CIA Head Pompeo Says Waterboarding Not Torture – It's a Patriotic Act

This legal avenue based on the universal jurisdiction law is generally used by nongovernmental organizations. Ten years ago, Wolfgang Kaleck, who is now the general secretary of ECCHR, submitted the first criminal complaint about torture at U.S. sites to the German Federal Public Prosecutor, against Donald Rumsfeld. It alleged that the "enhanced interrogation methods" used by the CIA and the military, since they are torture, also amounted to a war crime.

Three years ago, the Federal Public Prosecutor's Office announced it was reviewing the issue. With its new supplementary criminal complaint, ECCHR wants to see the German authorities open an investigation and, among other things, interview the three witnesses of the U.S. torture program currently living in Germany, including two Iraqi citizens and Murat Kurnaz of Bremen. The latter, a prominent Guantánamo victim from Germany, has never been questioned by law enforcement agencies here about his full knowledge of the U.S. torture program.

The human rights lawyers would also like to see their criminal complaint force Germany's top prosecutor to address the complex issue and its legal implications. If Gina Haspel or other suspects were to travel to Germany in the future, the Federal Public Prosecutor could issue an arrest warrant.

CIA officials have been convicted in absentia twice. A few years ago, an Italian court imposed prison sentences on 23 U.S. agents for their involvement in the kidnapping of a suspected terrorist in Milan. And in 2007, the district court in Munich issued arrest warrants for 10 members of a renditions team. The agents are alleged to have kidnapped German citizen Khaled el-Masri and to have taken him to Afghanistan, where he was held in a secret prison. These intelligence officials are now on wanted lists in over 180 countries around the world. International travel is no longer a possibility for them.
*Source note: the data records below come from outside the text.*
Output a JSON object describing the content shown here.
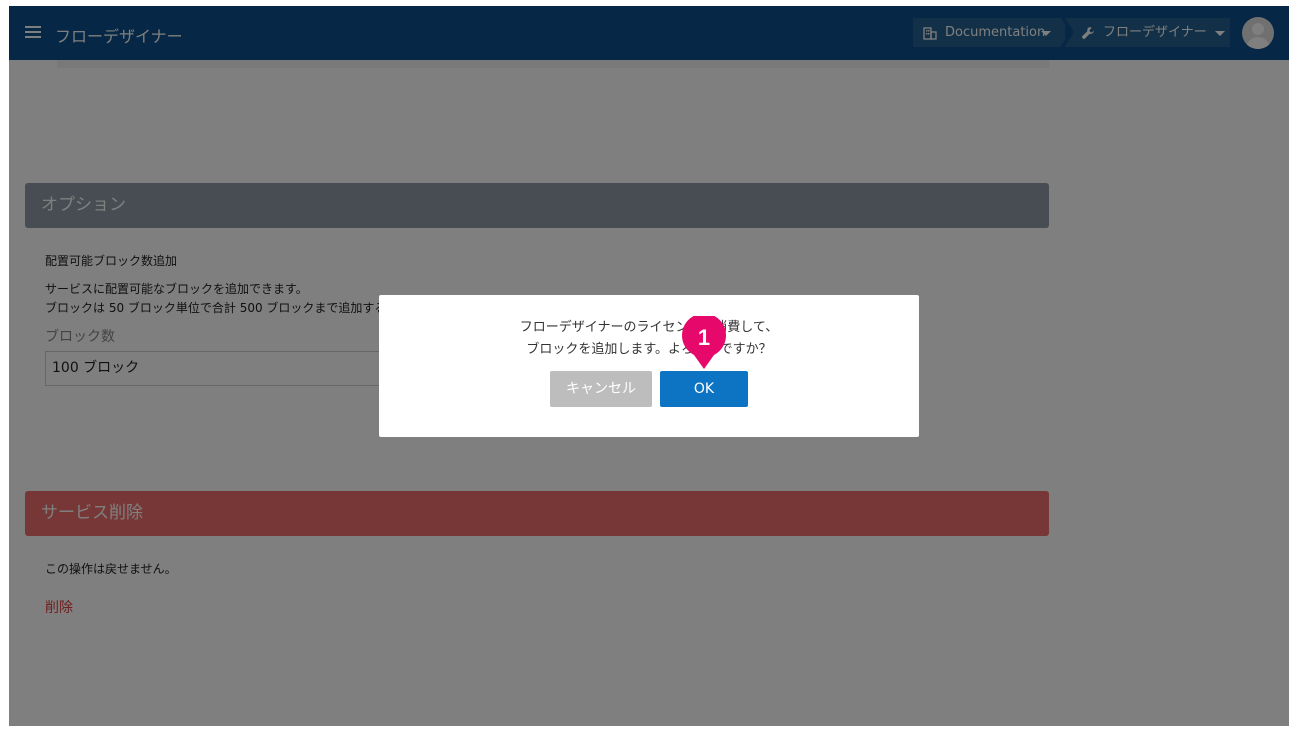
{
  "header": {
    "app_title": "フローデザイナー",
    "breadcrumb": [
      {
        "label": "Documentation",
        "icon": "building-icon"
      },
      {
        "label": "フローデザイナー",
        "icon": "wrench-icon"
      }
    ],
    "colors": {
      "bar": "#0d4e8b",
      "crumb": "#25608f"
    }
  },
  "options": {
    "header": "オプション",
    "section_title": "配置可能ブロック数追加",
    "description_line1": "サービスに配置可能なブロックを追加できます。",
    "description_line2": "ブロックは 50 ブロック単位で合計 500 ブロックまで追加する",
    "field_label": "ブロック数",
    "selected_value": "100 ブロック"
  },
  "delete_section": {
    "header": "サービス削除",
    "warning": "この操作は戻せません。",
    "link": "削除",
    "color": "#ee6f6f"
  },
  "dialog": {
    "message_line1": "フローデザイナーのライセンスを消費して、",
    "message_line2": "ブロックを追加します。よろしいですか？",
    "cancel_label": "キャンセル",
    "ok_label": "OK",
    "ok_color": "#0d74c3"
  },
  "annotation": {
    "label": "1",
    "color": "#e6086a"
  }
}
That's precisely the deterrent effect ECCHR is hoping to achieve with its complaint against Haspel. Even if there is little hope that legal proceedings would ever be initiated in Germany, an international arrest warrant would at least send a message to all other CIA officials: If they participate in crimes that violate international law, they will no longer be able to travel to Europe.

In the U.S., however, Gina Haspels experience and moral flexibility might have helped her climb professionally. "She is very popular. She is an excellent officer and a very good administrator," one former senior CIA official told the Washington Post back in 2013. And one Washington insider told ZEIT that her ascent is attributed to her good reputation as a senior official.

In early February, Donald Trump nominated her to the No. 2 position at the CIA. During the election campaign, Trump said he believed torture to be effective. Mike Pompeo, his new CIA chief, also recently claimed the waterboarding isn't torture. Speaking of the people who used the method during the war against terror, he said, "These men and women are not torturers, they are patriots."

Translated by Daryl Lindsey